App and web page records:
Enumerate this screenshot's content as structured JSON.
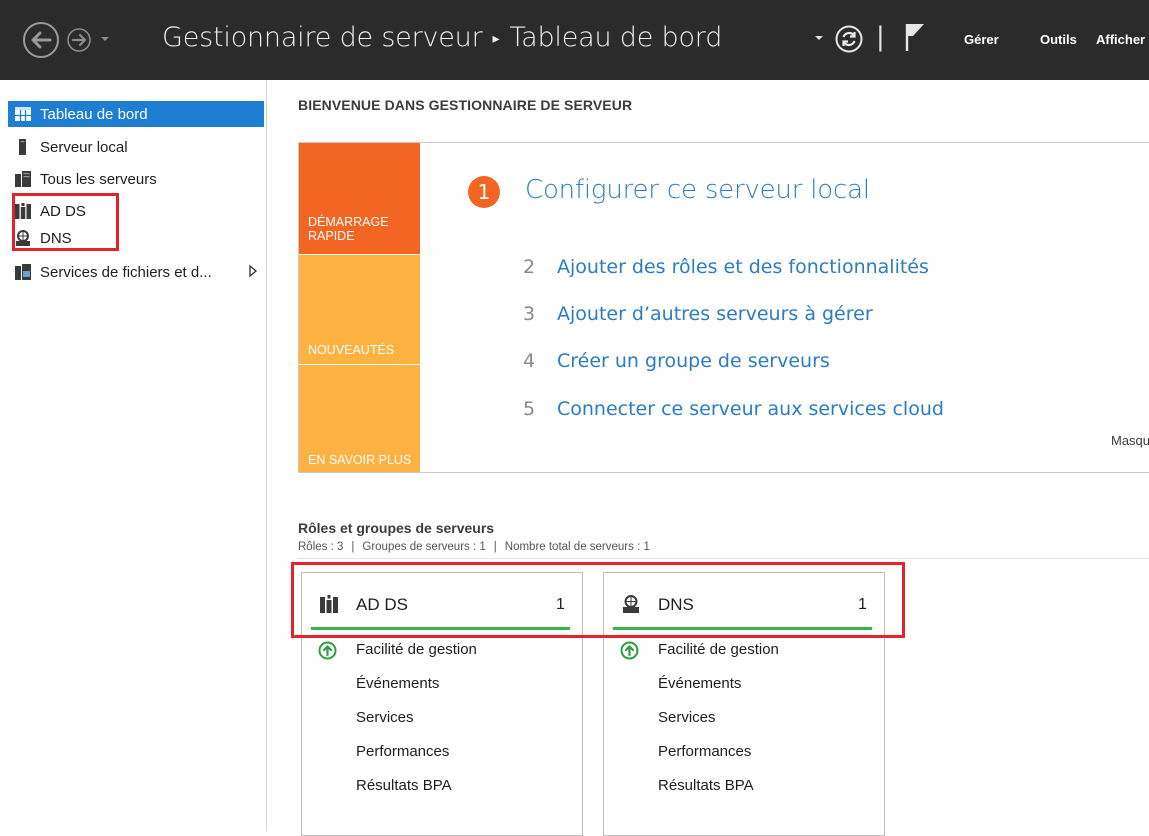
{
  "titlebar": {
    "app_title": "Gestionnaire de serveur",
    "separator": "▸",
    "page_title": "Tableau de bord",
    "pipe": "|",
    "menus": [
      "Gérer",
      "Outils",
      "Afficher"
    ]
  },
  "sidebar": {
    "items": [
      {
        "label": "Tableau de bord",
        "icon": "dashboard-icon",
        "active": true
      },
      {
        "label": "Serveur local",
        "icon": "server-icon"
      },
      {
        "label": "Tous les serveurs",
        "icon": "servers-icon"
      },
      {
        "label": "AD DS",
        "icon": "ad-ds-icon"
      },
      {
        "label": "DNS",
        "icon": "dns-icon"
      },
      {
        "label": "Services de fichiers et d...",
        "icon": "file-services-icon",
        "has_submenu": true
      }
    ]
  },
  "welcome": {
    "title": "BIENVENUE DANS GESTIONNAIRE DE SERVEUR",
    "tabs": [
      {
        "line1": "DÉMARRAGE",
        "line2": "RAPIDE"
      },
      {
        "line1": "NOUVEAUTÉS"
      },
      {
        "line1": "EN SAVOIR PLUS"
      }
    ],
    "steps": [
      {
        "num": "1",
        "label": "Configurer ce serveur local"
      },
      {
        "num": "2",
        "label": "Ajouter des rôles et des fonctionnalités"
      },
      {
        "num": "3",
        "label": "Ajouter d’autres serveurs à gérer"
      },
      {
        "num": "4",
        "label": "Créer un groupe de serveurs"
      },
      {
        "num": "5",
        "label": "Connecter ce serveur aux services cloud"
      }
    ],
    "hide_label": "Masqu"
  },
  "roles": {
    "title": "Rôles et groupes de serveurs",
    "summary": {
      "roles": "Rôles : 3",
      "groups": "Groupes de serveurs : 1",
      "total": "Nombre total de serveurs : 1",
      "bar": "|"
    },
    "tiles": [
      {
        "name": "AD DS",
        "count": "1",
        "rows": [
          "Facilité de gestion",
          "Événements",
          "Services",
          "Performances",
          "Résultats BPA"
        ]
      },
      {
        "name": "DNS",
        "count": "1",
        "rows": [
          "Facilité de gestion",
          "Événements",
          "Services",
          "Performances",
          "Résultats BPA"
        ]
      }
    ]
  },
  "colors": {
    "titlebar_bg": "#2b2b2b",
    "selected": "#1e7ed4",
    "quickstart_orange": "#f26522",
    "tab_yellow": "#fdb242",
    "link_blue": "#2b7cc4",
    "status_green": "#3cb34a",
    "highlight_red": "#e0242a"
  }
}
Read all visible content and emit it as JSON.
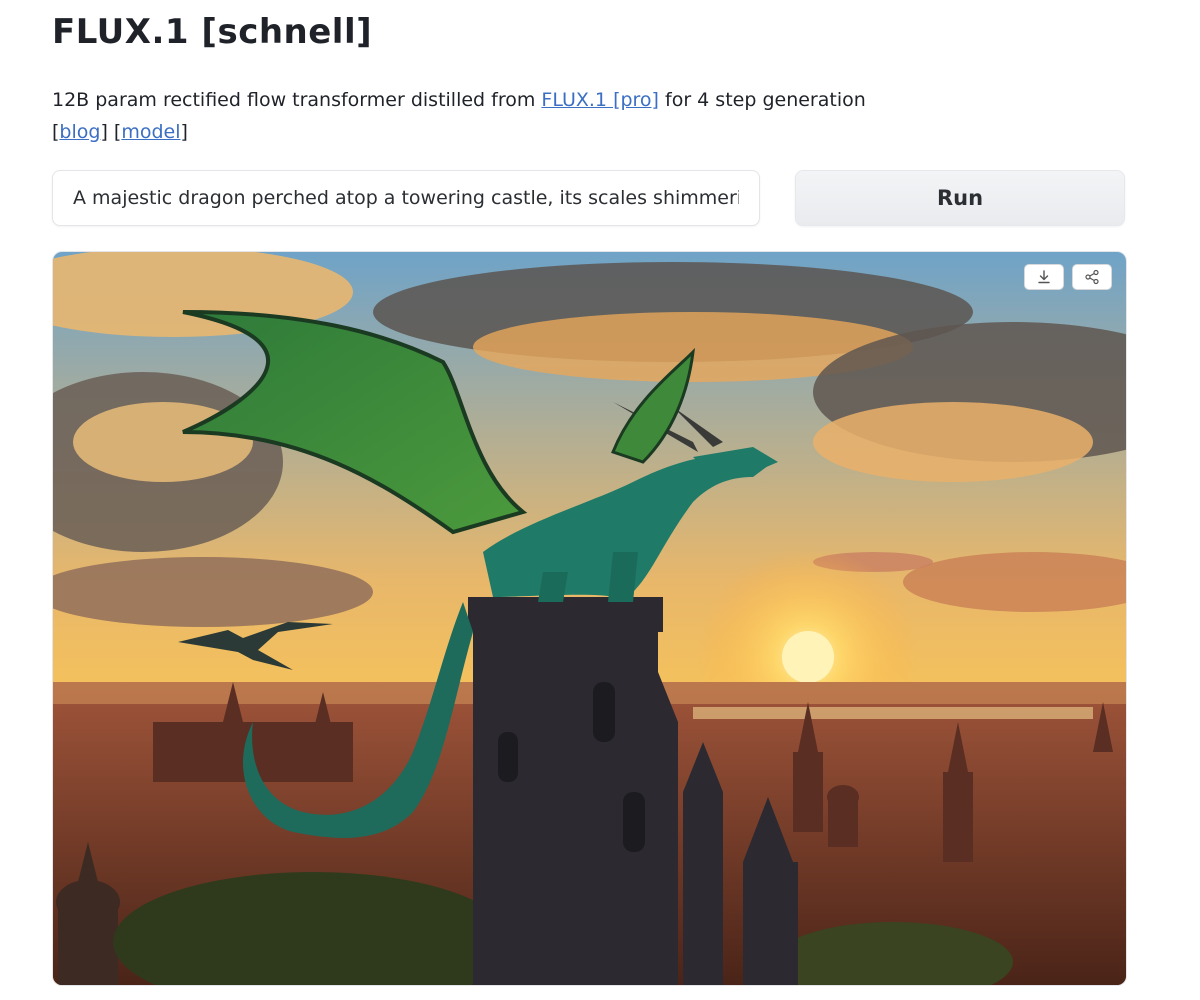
{
  "app": {
    "title": "FLUX.1 [schnell]"
  },
  "description": {
    "text_before_link": "12B param rectified flow transformer distilled from ",
    "pro_link": "FLUX.1 [pro]",
    "text_after_link": " for 4 step generation",
    "blog_link": "blog",
    "model_link": "model"
  },
  "prompt": {
    "value": "A majestic dragon perched atop a towering castle, its scales shimmering in the sunset light"
  },
  "run_button": {
    "label": "Run"
  },
  "result_image": {
    "icons": [
      "download-icon",
      "share-icon"
    ]
  },
  "colors": {
    "link": "#3b6fc4",
    "title": "#1f2329",
    "button_bg": "#eceef1"
  }
}
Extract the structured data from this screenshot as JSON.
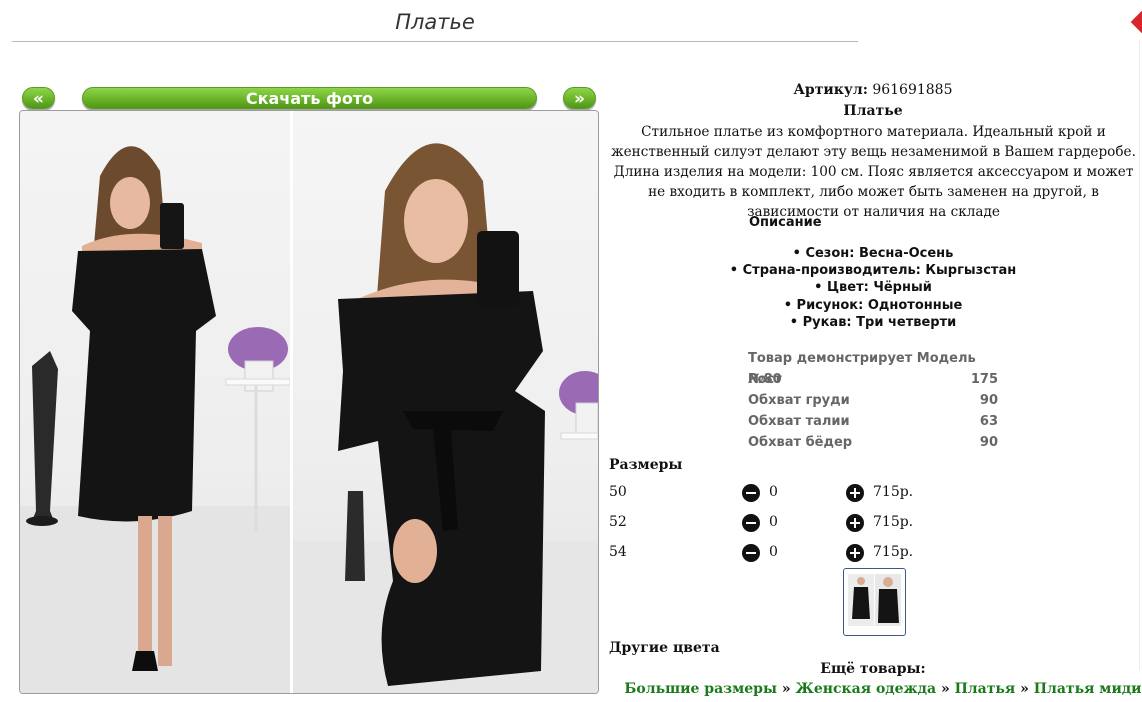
{
  "page_title": "Платье",
  "gallery": {
    "prev_label": "«",
    "download_label": "Скачать фото",
    "next_label": "»"
  },
  "product": {
    "sku_label": "Артикул:",
    "sku_value": "961691885",
    "name": "Платье",
    "description": "Стильное платье из комфортного материала. Идеальный крой и женственный силуэт делают эту вещь незаменимой в Вашем гардеробе. Длина изделия на модели: 100 см. Пояс является аксессуаром и может не входить в комплект, либо может быть заменен на другой, в зависимости от наличия на складе",
    "description_heading": "Описание",
    "specs": [
      "Сезон: Весна-Осень",
      "Страна-производитель: Кыргызстан",
      "Цвет: Чёрный",
      "Рисунок: Однотонные",
      "Рукав: Три четверти"
    ]
  },
  "model": {
    "heading": "Товар демонстрирует Модель №80",
    "rows": [
      {
        "label": "Рост",
        "value": "175"
      },
      {
        "label": "Обхват груди",
        "value": "90"
      },
      {
        "label": "Обхват талии",
        "value": "63"
      },
      {
        "label": "Обхват бёдер",
        "value": "90"
      }
    ]
  },
  "sizes": {
    "heading": "Размеры",
    "rows": [
      {
        "size": "50",
        "qty": "0",
        "price": "715р."
      },
      {
        "size": "52",
        "qty": "0",
        "price": "715р."
      },
      {
        "size": "54",
        "qty": "0",
        "price": "715р."
      }
    ]
  },
  "other_colors_heading": "Другие цвета",
  "more_items": {
    "heading": "Ещё товары:",
    "links": [
      "Большие размеры",
      "Женская одежда",
      "Платья",
      "Платья миди"
    ],
    "separator": "»"
  },
  "colors": {
    "button_green": "#6bb52a",
    "link_green": "#1a7a1a",
    "dress": "#141414",
    "sku_icon_red": "#d9262a"
  }
}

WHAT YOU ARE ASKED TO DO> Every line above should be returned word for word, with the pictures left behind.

EXERCISE RESPONSE>
Enumerate this screenshot's content as structured JSON.
{
  "titlebar": {
    "app_title": "Gestionnaire de serveur",
    "separator": "▸",
    "page_title": "Tableau de bord",
    "pipe": "|",
    "menus": [
      "Gérer",
      "Outils",
      "Afficher"
    ]
  },
  "sidebar": {
    "items": [
      {
        "label": "Tableau de bord",
        "icon": "dashboard-icon",
        "active": true
      },
      {
        "label": "Serveur local",
        "icon": "server-icon"
      },
      {
        "label": "Tous les serveurs",
        "icon": "servers-icon"
      },
      {
        "label": "AD DS",
        "icon": "ad-ds-icon"
      },
      {
        "label": "DNS",
        "icon": "dns-icon"
      },
      {
        "label": "Services de fichiers et d...",
        "icon": "file-services-icon",
        "has_submenu": true
      }
    ]
  },
  "welcome": {
    "title": "BIENVENUE DANS GESTIONNAIRE DE SERVEUR",
    "tabs": [
      {
        "line1": "DÉMARRAGE",
        "line2": "RAPIDE"
      },
      {
        "line1": "NOUVEAUTÉS"
      },
      {
        "line1": "EN SAVOIR PLUS"
      }
    ],
    "steps": [
      {
        "num": "1",
        "label": "Configurer ce serveur local"
      },
      {
        "num": "2",
        "label": "Ajouter des rôles et des fonctionnalités"
      },
      {
        "num": "3",
        "label": "Ajouter d’autres serveurs à gérer"
      },
      {
        "num": "4",
        "label": "Créer un groupe de serveurs"
      },
      {
        "num": "5",
        "label": "Connecter ce serveur aux services cloud"
      }
    ],
    "hide_label": "Masqu"
  },
  "roles": {
    "title": "Rôles et groupes de serveurs",
    "summary": {
      "roles": "Rôles : 3",
      "groups": "Groupes de serveurs : 1",
      "total": "Nombre total de serveurs : 1",
      "bar": "|"
    },
    "tiles": [
      {
        "name": "AD DS",
        "count": "1",
        "rows": [
          "Facilité de gestion",
          "Événements",
          "Services",
          "Performances",
          "Résultats BPA"
        ]
      },
      {
        "name": "DNS",
        "count": "1",
        "rows": [
          "Facilité de gestion",
          "Événements",
          "Services",
          "Performances",
          "Résultats BPA"
        ]
      }
    ]
  },
  "colors": {
    "titlebar_bg": "#2b2b2b",
    "selected": "#1e7ed4",
    "quickstart_orange": "#f26522",
    "tab_yellow": "#fdb242",
    "link_blue": "#2b7cc4",
    "status_green": "#3cb34a",
    "highlight_red": "#e0242a"
  }
}
Read all visible content and emit it as JSON.
{
  "app": {
    "title": "FLUX.1 [schnell]"
  },
  "description": {
    "text_before_link": "12B param rectified flow transformer distilled from ",
    "pro_link": "FLUX.1 [pro]",
    "text_after_link": " for 4 step generation",
    "blog_link": "blog",
    "model_link": "model"
  },
  "prompt": {
    "value": "A majestic dragon perched atop a towering castle, its scales shimmering in the sunset light"
  },
  "run_button": {
    "label": "Run"
  },
  "result_image": {
    "icons": [
      "download-icon",
      "share-icon"
    ]
  },
  "colors": {
    "link": "#3b6fc4",
    "title": "#1f2329",
    "button_bg": "#eceef1"
  }
}
Extract the structured data from this screenshot as JSON.
{
  "page_title": "Платье",
  "gallery": {
    "prev_label": "«",
    "download_label": "Скачать фото",
    "next_label": "»"
  },
  "product": {
    "sku_label": "Артикул:",
    "sku_value": "961691885",
    "name": "Платье",
    "description": "Стильное платье из комфортного материала. Идеальный крой и женственный силуэт делают эту вещь незаменимой в Вашем гардеробе. Длина изделия на модели: 100 см. Пояс является аксессуаром и может не входить в комплект, либо может быть заменен на другой, в зависимости от наличия на складе",
    "description_heading": "Описание",
    "specs": [
      "Сезон: Весна-Осень",
      "Страна-производитель: Кыргызстан",
      "Цвет: Чёрный",
      "Рисунок: Однотонные",
      "Рукав: Три четверти"
    ]
  },
  "model": {
    "heading": "Товар демонстрирует Модель №80",
    "rows": [
      {
        "label": "Рост",
        "value": "175"
      },
      {
        "label": "Обхват груди",
        "value": "90"
      },
      {
        "label": "Обхват талии",
        "value": "63"
      },
      {
        "label": "Обхват бёдер",
        "value": "90"
      }
    ]
  },
  "sizes": {
    "heading": "Размеры",
    "rows": [
      {
        "size": "50",
        "qty": "0",
        "price": "715р."
      },
      {
        "size": "52",
        "qty": "0",
        "price": "715р."
      },
      {
        "size": "54",
        "qty": "0",
        "price": "715р."
      }
    ]
  },
  "other_colors_heading": "Другие цвета",
  "more_items": {
    "heading": "Ещё товары:",
    "links": [
      "Большие размеры",
      "Женская одежда",
      "Платья",
      "Платья миди"
    ],
    "separator": "»"
  },
  "colors": {
    "button_green": "#6bb52a",
    "link_green": "#1a7a1a",
    "dress": "#141414",
    "sku_icon_red": "#d9262a"
  }
}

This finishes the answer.